Charlie Pipers throwaway animated film opened the evening with a resolute whimper – uninspired, but a valiant attempt to mix things up a bit. Pipers actual music, entitled Insomnia, had a pleasantly Tim Burton-in-a-toyshop style to it, representing mental states of sleeplessness in a mildly entertaining manner. There were beautiful moments, particularly in the second, sleepier movement, but the score as a whole seemed to call for corresponding imagery, since there wasnt quite enough in the music itself to survive without a crutch. Film music without a film.
The piece (or event) that most of the audience must have been looking forward to was Dai Fujikuras Double Bass Concerto. What an amazing prospect! The performance began with gorgeous, tantalizing sounds Enno Senft slapping and jabbing at his double bass in an array of inventive attacks, coupled with fascinating pulsations from piano and percussion. Unfortunately the promise of the opening bars soon dwindled, as the ensemble writing turned out to be straight from the how to write avant-garde music handbook, and the structure of the piece failed to produce any unified or cohesive narrative, becoming monotonous in its variety.
Iris ter Schiphorsts new piece Zestren was entirely confident, and mature in its conception:the ensemble was performing this time as a unit, and with a clear sense of purpose and form. A rough and shaggy sound-world, Zerstren moved with focussed drama, abandoning the facile atmospheric swamps of the previous two works.

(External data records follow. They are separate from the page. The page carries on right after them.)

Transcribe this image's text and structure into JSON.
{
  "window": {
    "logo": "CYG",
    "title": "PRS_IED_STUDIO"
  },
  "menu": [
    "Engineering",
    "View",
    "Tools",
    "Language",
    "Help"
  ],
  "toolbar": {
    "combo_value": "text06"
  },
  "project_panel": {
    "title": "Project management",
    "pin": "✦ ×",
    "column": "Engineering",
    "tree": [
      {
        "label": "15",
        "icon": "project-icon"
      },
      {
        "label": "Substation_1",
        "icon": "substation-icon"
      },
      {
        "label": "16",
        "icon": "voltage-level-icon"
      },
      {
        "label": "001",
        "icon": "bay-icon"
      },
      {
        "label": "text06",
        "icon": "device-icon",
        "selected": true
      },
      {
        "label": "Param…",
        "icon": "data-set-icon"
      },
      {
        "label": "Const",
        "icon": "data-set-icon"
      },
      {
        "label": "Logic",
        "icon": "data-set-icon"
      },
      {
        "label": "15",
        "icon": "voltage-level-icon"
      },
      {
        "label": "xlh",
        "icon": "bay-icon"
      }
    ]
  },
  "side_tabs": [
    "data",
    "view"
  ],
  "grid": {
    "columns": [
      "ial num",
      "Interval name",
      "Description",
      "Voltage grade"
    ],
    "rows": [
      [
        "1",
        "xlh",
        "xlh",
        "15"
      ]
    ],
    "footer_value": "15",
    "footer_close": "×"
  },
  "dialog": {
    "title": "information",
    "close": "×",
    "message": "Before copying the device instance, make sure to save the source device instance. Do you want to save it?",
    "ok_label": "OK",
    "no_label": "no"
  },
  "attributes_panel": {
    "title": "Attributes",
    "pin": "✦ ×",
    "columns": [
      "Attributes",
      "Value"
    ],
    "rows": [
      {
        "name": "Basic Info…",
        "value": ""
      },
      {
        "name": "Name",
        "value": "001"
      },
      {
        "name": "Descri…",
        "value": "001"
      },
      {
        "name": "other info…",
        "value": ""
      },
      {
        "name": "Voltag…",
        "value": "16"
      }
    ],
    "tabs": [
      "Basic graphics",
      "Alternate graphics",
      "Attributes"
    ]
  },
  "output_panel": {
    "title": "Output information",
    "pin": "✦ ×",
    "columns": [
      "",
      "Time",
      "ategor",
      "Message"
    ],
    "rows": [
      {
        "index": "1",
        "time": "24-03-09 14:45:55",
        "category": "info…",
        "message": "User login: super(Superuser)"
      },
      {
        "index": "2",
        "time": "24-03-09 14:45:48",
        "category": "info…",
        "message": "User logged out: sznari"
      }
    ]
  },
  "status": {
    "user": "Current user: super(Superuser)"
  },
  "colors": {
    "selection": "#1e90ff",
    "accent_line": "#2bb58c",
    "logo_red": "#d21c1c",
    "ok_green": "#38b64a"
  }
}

In Steven Daversons defence, an atmospheric swamp seemed to have been his intention he hinted at in such in his lucid speech before his piece Elusive Tangibility III: Clandestine Haze (prize for the most pretentious title of the night, hands down). The music, scored for a pared down Sinfonietta of only six players, was like an aural representation of a joss stick burning in slow motion, an eerily drifting fog of harmonies, resting and vanishing gently. Perhaps unfair to judge out of context of its five other movements.
Finally and thankfully was Piedras by Francisco Coll. After a clich-ridden introductory film in which Coll advised the audience to follow their dreams, there came a firestorm of the most gripping music, alive with colour and mercurial energy. Coll is a real master of orchestration and is completely in control of his musical material. Piedras was brimming with vivid, exciting and intelligent ideas, while maintaining a grip on the bigger architectural picture, effortlessly trouncing the competition. Not that this was a competition.
Further details of Queen Elizabeth Hall concerts can be found at southbankcentre.co.uk